--- RECORDS PROVIDED Enclosed Below ---
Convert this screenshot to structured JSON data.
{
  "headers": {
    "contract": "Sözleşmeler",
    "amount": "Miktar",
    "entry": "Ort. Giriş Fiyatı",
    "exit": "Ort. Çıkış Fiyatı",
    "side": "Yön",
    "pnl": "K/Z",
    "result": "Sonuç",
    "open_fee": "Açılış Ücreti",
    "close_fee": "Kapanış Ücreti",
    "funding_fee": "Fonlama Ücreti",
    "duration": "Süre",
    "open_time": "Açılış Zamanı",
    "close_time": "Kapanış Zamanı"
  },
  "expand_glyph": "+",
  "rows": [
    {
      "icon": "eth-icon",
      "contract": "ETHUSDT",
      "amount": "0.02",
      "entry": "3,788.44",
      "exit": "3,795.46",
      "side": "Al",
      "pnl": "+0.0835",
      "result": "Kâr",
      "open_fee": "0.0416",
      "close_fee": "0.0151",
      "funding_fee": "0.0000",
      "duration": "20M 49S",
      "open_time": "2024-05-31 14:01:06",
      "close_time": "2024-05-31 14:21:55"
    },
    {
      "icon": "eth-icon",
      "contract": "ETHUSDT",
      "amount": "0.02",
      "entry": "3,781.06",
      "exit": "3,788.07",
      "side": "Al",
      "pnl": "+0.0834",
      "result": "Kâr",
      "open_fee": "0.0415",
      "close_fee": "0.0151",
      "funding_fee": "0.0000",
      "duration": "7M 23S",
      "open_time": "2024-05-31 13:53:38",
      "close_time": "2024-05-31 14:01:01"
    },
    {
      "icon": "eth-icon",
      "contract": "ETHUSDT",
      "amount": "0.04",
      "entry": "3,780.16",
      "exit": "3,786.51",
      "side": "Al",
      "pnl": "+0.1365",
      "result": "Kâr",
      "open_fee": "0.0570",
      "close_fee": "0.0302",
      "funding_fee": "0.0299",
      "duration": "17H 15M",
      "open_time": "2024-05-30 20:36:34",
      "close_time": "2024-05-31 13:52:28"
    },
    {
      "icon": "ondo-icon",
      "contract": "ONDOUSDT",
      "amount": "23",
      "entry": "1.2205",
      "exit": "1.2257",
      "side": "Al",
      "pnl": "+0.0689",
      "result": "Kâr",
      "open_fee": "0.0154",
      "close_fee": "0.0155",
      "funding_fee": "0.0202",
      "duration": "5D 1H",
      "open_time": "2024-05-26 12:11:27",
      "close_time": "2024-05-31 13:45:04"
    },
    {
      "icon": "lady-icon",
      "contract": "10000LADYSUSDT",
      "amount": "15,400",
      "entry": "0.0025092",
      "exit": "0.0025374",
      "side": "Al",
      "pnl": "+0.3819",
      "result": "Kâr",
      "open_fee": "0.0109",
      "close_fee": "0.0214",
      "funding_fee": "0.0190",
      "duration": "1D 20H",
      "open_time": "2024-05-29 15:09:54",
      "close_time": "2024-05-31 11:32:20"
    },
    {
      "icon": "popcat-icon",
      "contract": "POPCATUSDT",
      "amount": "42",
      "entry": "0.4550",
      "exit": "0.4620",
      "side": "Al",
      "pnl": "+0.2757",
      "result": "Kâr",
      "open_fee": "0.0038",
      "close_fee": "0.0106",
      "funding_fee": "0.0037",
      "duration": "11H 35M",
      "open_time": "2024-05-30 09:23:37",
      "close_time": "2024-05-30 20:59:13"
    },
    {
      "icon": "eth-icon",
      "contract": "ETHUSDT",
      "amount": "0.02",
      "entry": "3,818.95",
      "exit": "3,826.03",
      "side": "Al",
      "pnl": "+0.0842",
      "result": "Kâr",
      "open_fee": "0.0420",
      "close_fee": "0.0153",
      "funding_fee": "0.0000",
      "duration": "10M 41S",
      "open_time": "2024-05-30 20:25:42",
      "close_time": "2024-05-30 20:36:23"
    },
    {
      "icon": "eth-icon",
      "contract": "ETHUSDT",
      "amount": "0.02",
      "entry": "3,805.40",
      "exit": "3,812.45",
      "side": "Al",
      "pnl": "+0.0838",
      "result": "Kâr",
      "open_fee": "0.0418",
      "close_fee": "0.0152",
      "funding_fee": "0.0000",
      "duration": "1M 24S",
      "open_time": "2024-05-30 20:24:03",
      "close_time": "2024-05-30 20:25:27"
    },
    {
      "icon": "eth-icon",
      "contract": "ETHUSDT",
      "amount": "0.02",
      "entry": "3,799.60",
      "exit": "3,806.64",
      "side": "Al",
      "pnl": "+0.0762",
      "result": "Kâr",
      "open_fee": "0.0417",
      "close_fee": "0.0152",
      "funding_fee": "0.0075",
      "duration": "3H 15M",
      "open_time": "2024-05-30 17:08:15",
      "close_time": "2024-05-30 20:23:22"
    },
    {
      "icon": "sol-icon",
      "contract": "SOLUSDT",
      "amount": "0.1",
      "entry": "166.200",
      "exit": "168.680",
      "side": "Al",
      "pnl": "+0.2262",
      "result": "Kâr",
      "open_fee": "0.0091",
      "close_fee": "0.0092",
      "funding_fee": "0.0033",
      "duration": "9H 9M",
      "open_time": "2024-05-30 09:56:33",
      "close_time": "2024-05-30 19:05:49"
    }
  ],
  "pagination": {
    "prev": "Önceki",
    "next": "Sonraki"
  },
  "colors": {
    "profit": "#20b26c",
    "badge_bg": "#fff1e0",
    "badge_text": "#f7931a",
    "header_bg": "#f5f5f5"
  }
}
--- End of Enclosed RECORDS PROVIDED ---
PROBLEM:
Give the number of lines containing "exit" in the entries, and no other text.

OUTPUT FOR THIS TASK:
11